Lines containing "Building" should be pulled from the material below.

───── The data ─────

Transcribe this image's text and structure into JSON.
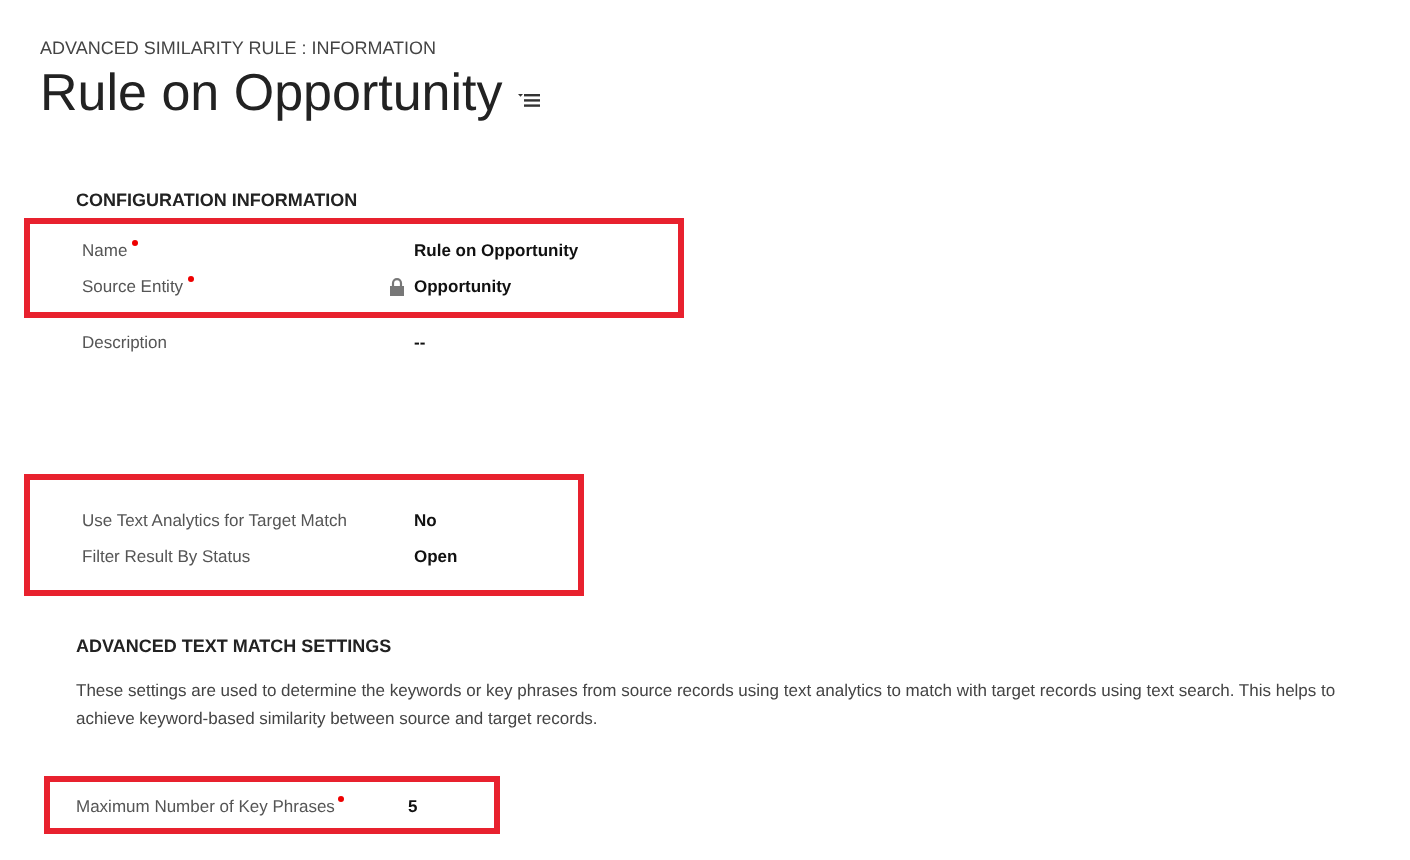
{
  "breadcrumb": "ADVANCED SIMILARITY RULE : INFORMATION",
  "title": "Rule on Opportunity",
  "sections": [
    {
      "heading": "CONFIGURATION INFORMATION",
      "groups": [
        {
          "highlighted": true,
          "fields": [
            {
              "label": "Name",
              "required": true,
              "locked": false,
              "value": "Rule on Opportunity"
            },
            {
              "label": "Source Entity",
              "required": true,
              "locked": true,
              "value": "Opportunity"
            }
          ]
        },
        {
          "highlighted": false,
          "fields": [
            {
              "label": "Description",
              "required": false,
              "locked": false,
              "value": "--"
            }
          ]
        },
        {
          "highlighted": true,
          "fields": [
            {
              "label": "Use Text Analytics for Target Match",
              "required": false,
              "locked": false,
              "value": "No"
            },
            {
              "label": "Filter Result By Status",
              "required": false,
              "locked": false,
              "value": "Open"
            }
          ]
        }
      ]
    },
    {
      "heading": "ADVANCED TEXT MATCH SETTINGS",
      "description": "These settings are used to determine the keywords or key phrases from source records using text analytics to match with target records using text search. This helps to achieve keyword-based similarity between source and target records.",
      "groups": [
        {
          "highlighted": true,
          "fields": [
            {
              "label": "Maximum Number of Key Phrases",
              "required": true,
              "locked": false,
              "value": "5"
            }
          ]
        }
      ]
    }
  ]
}
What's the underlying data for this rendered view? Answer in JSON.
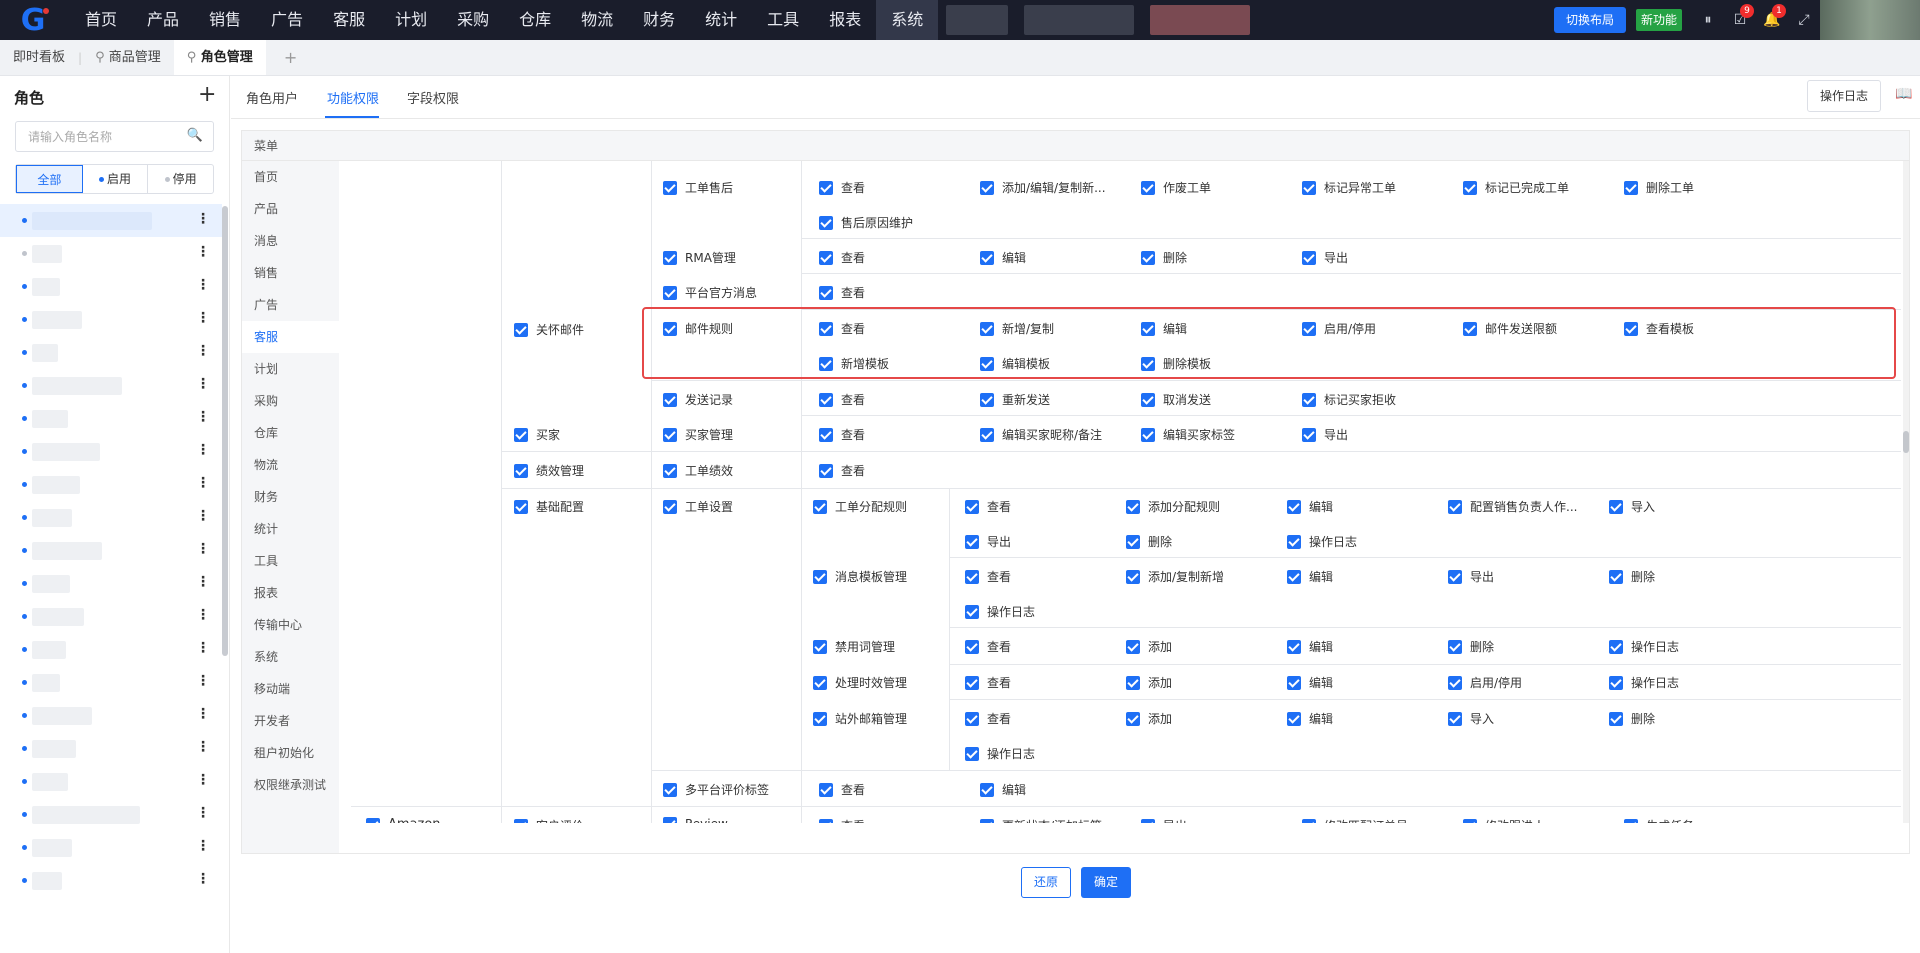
{
  "topnav": {
    "items": [
      "首页",
      "产品",
      "销售",
      "广告",
      "客服",
      "计划",
      "采购",
      "仓库",
      "物流",
      "财务",
      "统计",
      "工具",
      "报表",
      "系统"
    ],
    "active_index": 13,
    "switch_layout": "切换布局",
    "new_feature": "新功能",
    "tasks_badge": "9",
    "notify_badge": "1"
  },
  "tabs": {
    "items": [
      "即时看板",
      "商品管理",
      "角色管理"
    ],
    "active_index": 2
  },
  "sidebar": {
    "title": "角色",
    "search_placeholder": "请输入角色名称",
    "filters": [
      "全部",
      "启用",
      "停用"
    ],
    "active_filter": 0
  },
  "content": {
    "tabs": [
      "角色用户",
      "功能权限",
      "字段权限"
    ],
    "active_tab": 1,
    "log_button": "操作日志",
    "menu_header": "菜单",
    "menu": [
      "首页",
      "产品",
      "消息",
      "销售",
      "广告",
      "客服",
      "计划",
      "采购",
      "仓库",
      "物流",
      "财务",
      "统计",
      "工具",
      "报表",
      "传输中心",
      "系统",
      "移动端",
      "开发者",
      "租户初始化",
      "权限继承测试"
    ],
    "active_menu": 5,
    "permissions": {
      "r1_group": "工单售后",
      "r1_perms": [
        "查看",
        "添加/编辑/复制新...",
        "作废工单",
        "标记异常工单",
        "标记已完成工单",
        "删除工单",
        "售后原因维护"
      ],
      "r2_group": "RMA管理",
      "r2_perms": [
        "查看",
        "编辑",
        "删除",
        "导出"
      ],
      "r3_group": "平台官方消息",
      "r3_perms": [
        "查看"
      ],
      "care_mail": "关怀邮件",
      "r4_group": "邮件规则",
      "r4_perms": [
        "查看",
        "新增/复制",
        "编辑",
        "启用/停用",
        "邮件发送限额",
        "查看模板",
        "新增模板",
        "编辑模板",
        "删除模板"
      ],
      "r5_group": "发送记录",
      "r5_perms": [
        "查看",
        "重新发送",
        "取消发送",
        "标记买家拒收"
      ],
      "buyer": "买家",
      "r6_group": "买家管理",
      "r6_perms": [
        "查看",
        "编辑买家昵称/备注",
        "编辑买家标签",
        "导出"
      ],
      "performance": "绩效管理",
      "r7_group": "工单绩效",
      "r7_perms": [
        "查看"
      ],
      "basic_config": "基础配置",
      "ticket_settings": "工单设置",
      "s1_name": "工单分配规则",
      "s1_perms": [
        "查看",
        "添加分配规则",
        "编辑",
        "配置销售负责人作...",
        "导入",
        "导出",
        "删除",
        "操作日志"
      ],
      "s2_name": "消息模板管理",
      "s2_perms": [
        "查看",
        "添加/复制新增",
        "编辑",
        "导出",
        "删除",
        "操作日志"
      ],
      "s3_name": "禁用词管理",
      "s3_perms": [
        "查看",
        "添加",
        "编辑",
        "删除",
        "操作日志"
      ],
      "s4_name": "处理时效管理",
      "s4_perms": [
        "查看",
        "添加",
        "编辑",
        "启用/停用",
        "操作日志"
      ],
      "s5_name": "站外邮箱管理",
      "s5_perms": [
        "查看",
        "添加",
        "编辑",
        "导入",
        "删除",
        "操作日志"
      ],
      "r8_group": "多平台评价标签",
      "r8_perms": [
        "查看",
        "编辑"
      ],
      "amazon": "Amazon",
      "customer_review": "客户评价",
      "r9_group": "Review",
      "r9_perms": [
        "查看",
        "更新状态/添加标签",
        "导出",
        "修改匹配订单号",
        "修改跟进人",
        "生成任务"
      ]
    }
  },
  "footer": {
    "reset": "还原",
    "confirm": "确定"
  }
}
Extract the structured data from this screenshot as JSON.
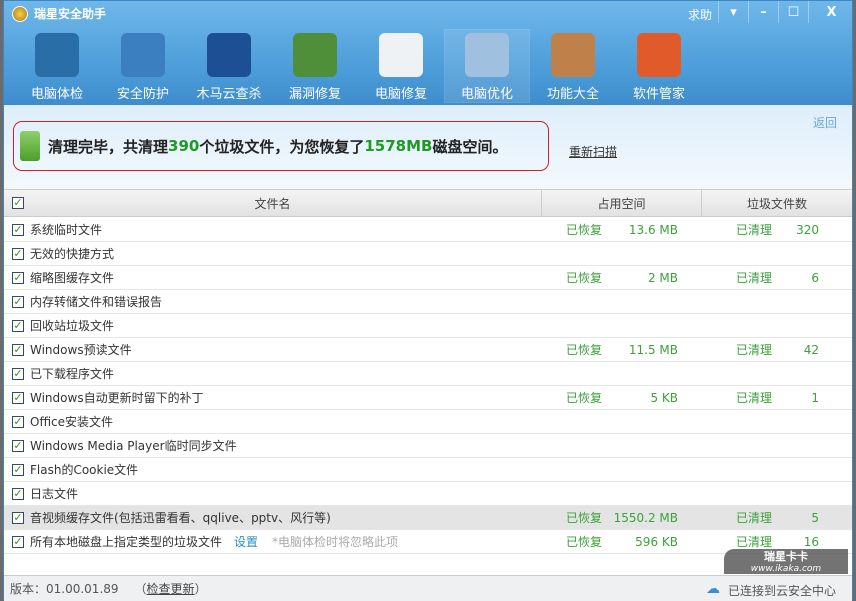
{
  "app": {
    "title": "瑞星安全助手",
    "help": "求助",
    "buttons": {
      "menu": "▾",
      "min": "–",
      "max": "☐",
      "close": "X"
    }
  },
  "toolbar": [
    {
      "label": "电脑体检",
      "icon": "monitor-pulse-icon",
      "color": "#2a6ea8"
    },
    {
      "label": "安全防护",
      "icon": "firewall-icon",
      "color": "#3b7fc0"
    },
    {
      "label": "木马云查杀",
      "icon": "shield-icon",
      "color": "#1c4f94"
    },
    {
      "label": "漏洞修复",
      "icon": "windows-update-icon",
      "color": "#4f8f3a"
    },
    {
      "label": "电脑修复",
      "icon": "checklist-icon",
      "color": "#eef2f5"
    },
    {
      "label": "电脑优化",
      "icon": "monitor-wand-icon",
      "color": "#9fc0de",
      "active": true
    },
    {
      "label": "功能大全",
      "icon": "disc-icon",
      "color": "#c0804a"
    },
    {
      "label": "软件管家",
      "icon": "software-box-icon",
      "color": "#e05a2a"
    }
  ],
  "summary": {
    "t1": "清理完毕，共清理 ",
    "count": "390",
    "t2": " 个垃圾文件，为您恢复了 ",
    "size": "1578MB",
    "t3": " 磁盘空间。",
    "rescan": "重新扫描",
    "back": "返回"
  },
  "table": {
    "headers": [
      "文件名",
      "占用空间",
      "垃圾文件数"
    ],
    "rows": [
      {
        "name": "系统临时文件",
        "recovered": "已恢复",
        "size": "13.6 MB",
        "cleaned": "已清理",
        "count": "320"
      },
      {
        "name": "无效的快捷方式"
      },
      {
        "name": "缩略图缓存文件",
        "recovered": "已恢复",
        "size": "2 MB",
        "cleaned": "已清理",
        "count": "6"
      },
      {
        "name": "内存转储文件和错误报告"
      },
      {
        "name": "回收站垃圾文件"
      },
      {
        "name": "Windows预读文件",
        "recovered": "已恢复",
        "size": "11.5 MB",
        "cleaned": "已清理",
        "count": "42"
      },
      {
        "name": "已下载程序文件"
      },
      {
        "name": "Windows自动更新时留下的补丁",
        "recovered": "已恢复",
        "size": "5 KB",
        "cleaned": "已清理",
        "count": "1"
      },
      {
        "name": "Office安装文件"
      },
      {
        "name": "Windows Media Player临时同步文件"
      },
      {
        "name": "Flash的Cookie文件"
      },
      {
        "name": "日志文件"
      },
      {
        "name": "音视频缓存文件(包括迅雷看看、qqlive、pptv、风行等)",
        "recovered": "已恢复",
        "size": "1550.2 MB",
        "cleaned": "已清理",
        "count": "5",
        "highlight": true
      },
      {
        "name": "所有本地磁盘上指定类型的垃圾文件",
        "link": "设置",
        "note": "*电脑体检时将忽略此项",
        "recovered": "已恢复",
        "size": "596 KB",
        "cleaned": "已清理",
        "count": "16"
      }
    ]
  },
  "footer": {
    "version": "版本：01.00.01.89",
    "check_pre": "（",
    "check": "检查更新",
    "check_post": "）",
    "status": "已连接到云安全中心"
  },
  "watermark": {
    "brand": "瑞星卡卡",
    "url": "www.ikaka.com"
  }
}
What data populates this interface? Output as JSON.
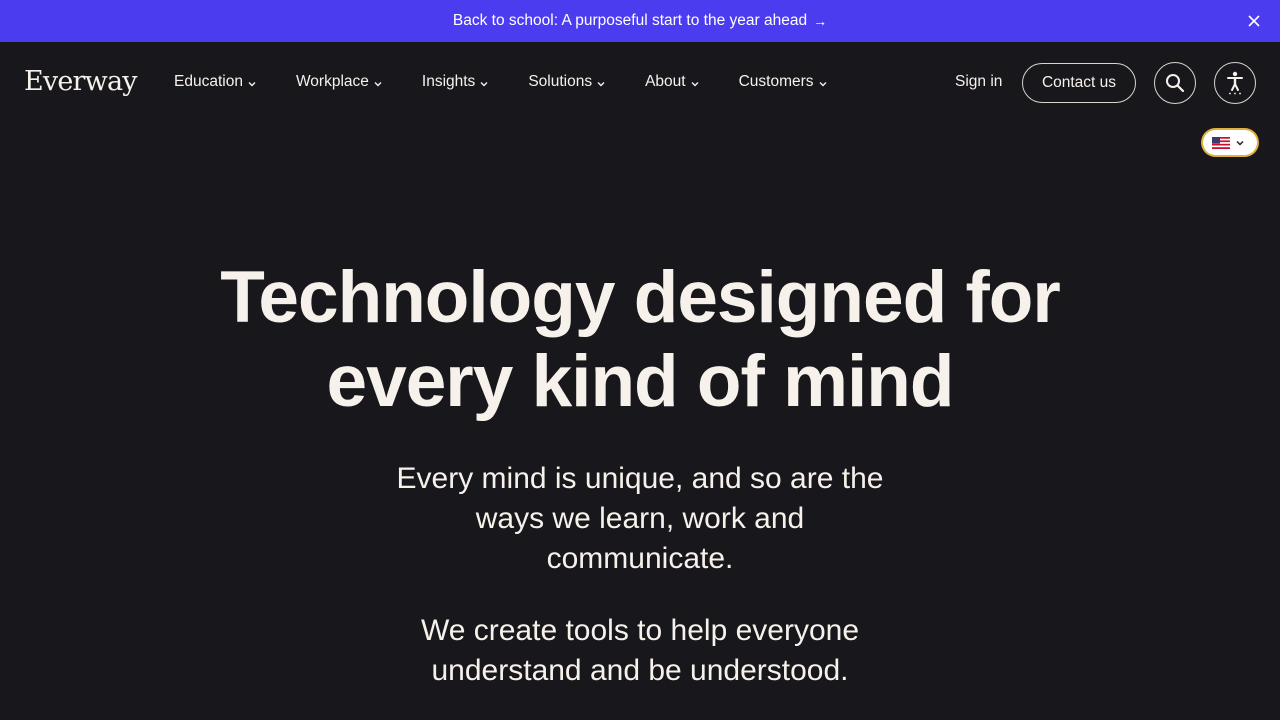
{
  "banner": {
    "text": "Back to school: A purposeful start to the year ahead",
    "arrow": "→",
    "close_icon": "close-icon"
  },
  "nav": {
    "logo": "Everway",
    "items": [
      {
        "label": "Education"
      },
      {
        "label": "Workplace"
      },
      {
        "label": "Insights"
      },
      {
        "label": "Solutions"
      },
      {
        "label": "About"
      },
      {
        "label": "Customers"
      }
    ],
    "sign_in": "Sign in",
    "contact": "Contact us",
    "search_icon": "search-icon",
    "accessibility_icon": "accessibility-icon"
  },
  "language": {
    "selected_flag": "us-flag-icon"
  },
  "hero": {
    "title_line1": "Technology designed for",
    "title_line2": "every kind of mind",
    "subtitle": "Every mind is unique, and so are the ways we learn, work and communicate.",
    "subtitle2": "We create tools to help everyone understand and be understood."
  },
  "colors": {
    "banner": "#4b3cf0",
    "background": "#18171b",
    "text": "#f6f1ea"
  }
}
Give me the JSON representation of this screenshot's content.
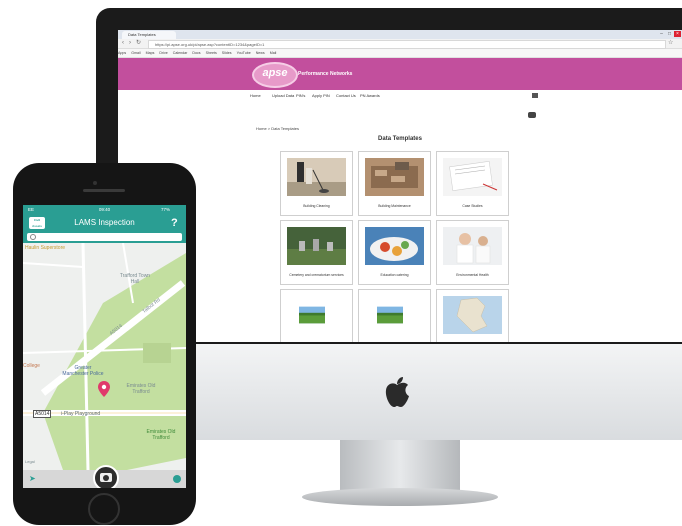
{
  "browser": {
    "tab_title": "Data Templates",
    "url": "https://pi.apse.org.uk/pi/apse.asp?contentID=1234&pageID=1",
    "bookmarks": [
      "Apps",
      "Gmail",
      "Maps",
      "Drive",
      "Calendar",
      "Docs",
      "Sheets",
      "Slides",
      "YouTube",
      "News",
      "Mail"
    ]
  },
  "site": {
    "logo_text": "apse",
    "subtitle": "Performance Networks",
    "nav": [
      "Home",
      "Upload Data",
      "PIN's",
      "Apply PIN",
      "Contact Us",
      "PN Awards"
    ],
    "breadcrumb": "Home > Data Templates",
    "page_title": "Data Templates",
    "tiles": [
      {
        "caption": "Building Cleaning"
      },
      {
        "caption": "Building Maintenance"
      },
      {
        "caption": "Case Studies"
      },
      {
        "caption": "Cemetery and crematorium services"
      },
      {
        "caption": "Education catering"
      },
      {
        "caption": "Environmental Health"
      },
      {
        "caption": ""
      },
      {
        "caption": ""
      },
      {
        "caption": ""
      }
    ]
  },
  "phone": {
    "status_left": "EE",
    "status_time": "09:40",
    "status_right": "77%",
    "app_logo": "Civil Assets",
    "app_title": "LAMS Inspection",
    "help": "?",
    "map_labels": {
      "top": "Haulin Superstore",
      "trafford_town_hall": "Trafford Town Hall",
      "talbot_rd": "Talbot Rd",
      "a5014": "A5014",
      "college": "College",
      "police": "Greater Manchester Police",
      "emirates_district": "Emirates Old Trafford",
      "road_sign": "A5014",
      "playground": "i-Play Playground",
      "emirates": "Emirates Old Trafford",
      "legal": "Legal"
    }
  },
  "colors": {
    "apse_magenta": "#c24f9d",
    "app_teal": "#2a9e93",
    "map_green": "#c3dfa0",
    "pin_red": "#e03a6b"
  }
}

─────

§ **Task solution**
        "caption": "Building Cleaning"
        "caption": "Building Maintenance"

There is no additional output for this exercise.